Dataset rows describing interfaces:

# # #

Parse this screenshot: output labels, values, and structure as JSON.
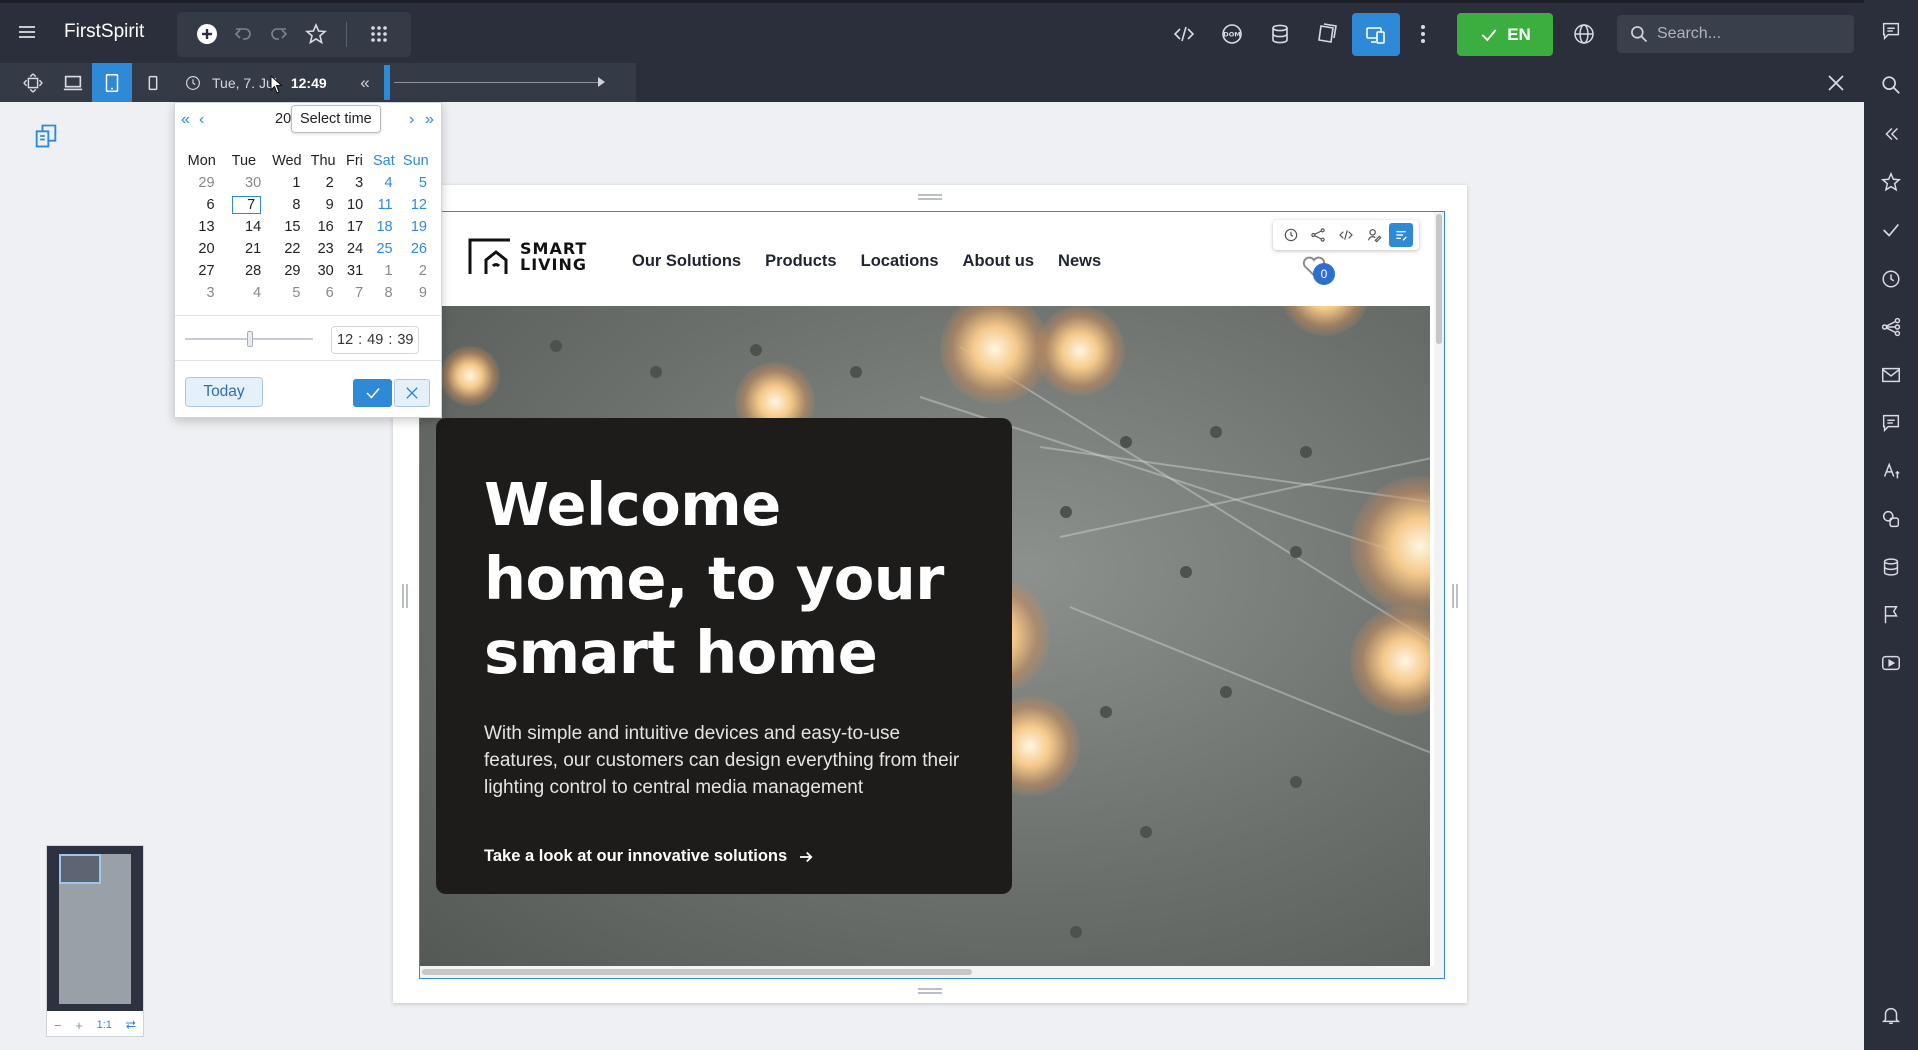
{
  "app": {
    "title": "FirstSpirit"
  },
  "topbar": {
    "search_placeholder": "Search...",
    "language_label": "EN",
    "colors": {
      "bar": "#2b2f3b",
      "accent": "#2e8ad6",
      "release_green": "#3cae3f"
    }
  },
  "timeline": {
    "date_text": "Tue, 7. Jul",
    "time_text": "12:49",
    "collapse_label": "«"
  },
  "calendar": {
    "nav": {
      "prev_year": "«",
      "prev_month": "‹",
      "next_month": "›",
      "next_year": "»"
    },
    "year_partial": "20",
    "tooltip": "Select time",
    "weekdays": [
      "Mon",
      "Tue",
      "Wed",
      "Thu",
      "Fri",
      "Sat",
      "Sun"
    ],
    "weeks": [
      [
        "29",
        "30",
        "1",
        "2",
        "3",
        "4",
        "5"
      ],
      [
        "6",
        "7",
        "8",
        "9",
        "10",
        "11",
        "12"
      ],
      [
        "13",
        "14",
        "15",
        "16",
        "17",
        "18",
        "19"
      ],
      [
        "20",
        "21",
        "22",
        "23",
        "24",
        "25",
        "26"
      ],
      [
        "27",
        "28",
        "29",
        "30",
        "31",
        "1",
        "2"
      ],
      [
        "3",
        "4",
        "5",
        "6",
        "7",
        "8",
        "9"
      ]
    ],
    "selected_day": "7",
    "time": {
      "hours": "12",
      "minutes": "49",
      "seconds": "39",
      "separator": ":"
    },
    "today_label": "Today"
  },
  "site": {
    "logo_line1": "SMART",
    "logo_line2": "LIVING",
    "nav": [
      "Our Solutions",
      "Products",
      "Locations",
      "About us",
      "News"
    ],
    "favorites_count": "0",
    "hero": {
      "title": "Welcome home, to your smart home",
      "text": "With simple and intuitive devices and easy-to-use features, our customers can design everything from their lighting control to central media management",
      "cta": "Take a look at our innovative solutions"
    }
  },
  "minimap": {
    "zoom_out": "−",
    "zoom_in": "+",
    "ratio": "1:1"
  }
}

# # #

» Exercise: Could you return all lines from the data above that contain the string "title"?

» Answer below:
    "title": "FirstSpirit"
      "title": "Welcome home, to your smart home",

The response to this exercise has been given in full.